:: Source data ::
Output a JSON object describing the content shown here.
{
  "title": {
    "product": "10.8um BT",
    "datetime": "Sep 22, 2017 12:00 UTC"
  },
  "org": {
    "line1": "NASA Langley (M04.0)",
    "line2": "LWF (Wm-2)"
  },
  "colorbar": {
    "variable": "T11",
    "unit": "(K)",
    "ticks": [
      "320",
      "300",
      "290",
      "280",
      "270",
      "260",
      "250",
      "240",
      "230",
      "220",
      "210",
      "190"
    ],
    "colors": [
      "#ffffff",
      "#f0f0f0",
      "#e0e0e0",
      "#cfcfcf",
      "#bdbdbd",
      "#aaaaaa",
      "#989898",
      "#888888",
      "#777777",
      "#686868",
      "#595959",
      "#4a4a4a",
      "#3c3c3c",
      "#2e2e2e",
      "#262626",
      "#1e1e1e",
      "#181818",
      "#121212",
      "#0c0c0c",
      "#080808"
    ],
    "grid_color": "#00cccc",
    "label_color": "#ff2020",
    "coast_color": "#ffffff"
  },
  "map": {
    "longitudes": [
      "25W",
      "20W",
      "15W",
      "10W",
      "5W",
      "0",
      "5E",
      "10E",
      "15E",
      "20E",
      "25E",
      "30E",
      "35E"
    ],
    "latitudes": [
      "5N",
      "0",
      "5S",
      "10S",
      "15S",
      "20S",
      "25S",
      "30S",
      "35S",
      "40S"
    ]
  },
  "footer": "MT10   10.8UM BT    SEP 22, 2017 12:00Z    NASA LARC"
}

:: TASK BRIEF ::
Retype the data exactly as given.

:: SOLUTION TO THE PROBLEM ::
Output a JSON object describing the content shown here.
{
  "title": {
    "product": "10.8um BT",
    "datetime": "Sep 22, 2017 12:00 UTC"
  },
  "org": {
    "line1": "NASA Langley (M04.0)",
    "line2": "LWF (Wm-2)"
  },
  "colorbar": {
    "variable": "T11",
    "unit": "(K)",
    "ticks": [
      "320",
      "300",
      "290",
      "280",
      "270",
      "260",
      "250",
      "240",
      "230",
      "220",
      "210",
      "190"
    ],
    "colors": [
      "#ffffff",
      "#f0f0f0",
      "#e0e0e0",
      "#cfcfcf",
      "#bdbdbd",
      "#aaaaaa",
      "#989898",
      "#888888",
      "#777777",
      "#686868",
      "#595959",
      "#4a4a4a",
      "#3c3c3c",
      "#2e2e2e",
      "#262626",
      "#1e1e1e",
      "#181818",
      "#121212",
      "#0c0c0c",
      "#080808"
    ],
    "grid_color": "#00cccc",
    "label_color": "#ff2020",
    "coast_color": "#ffffff"
  },
  "map": {
    "longitudes": [
      "25W",
      "20W",
      "15W",
      "10W",
      "5W",
      "0",
      "5E",
      "10E",
      "15E",
      "20E",
      "25E",
      "30E",
      "35E"
    ],
    "latitudes": [
      "5N",
      "0",
      "5S",
      "10S",
      "15S",
      "20S",
      "25S",
      "30S",
      "35S",
      "40S"
    ]
  },
  "footer": "MT10   10.8UM BT    SEP 22, 2017 12:00Z    NASA LARC"
}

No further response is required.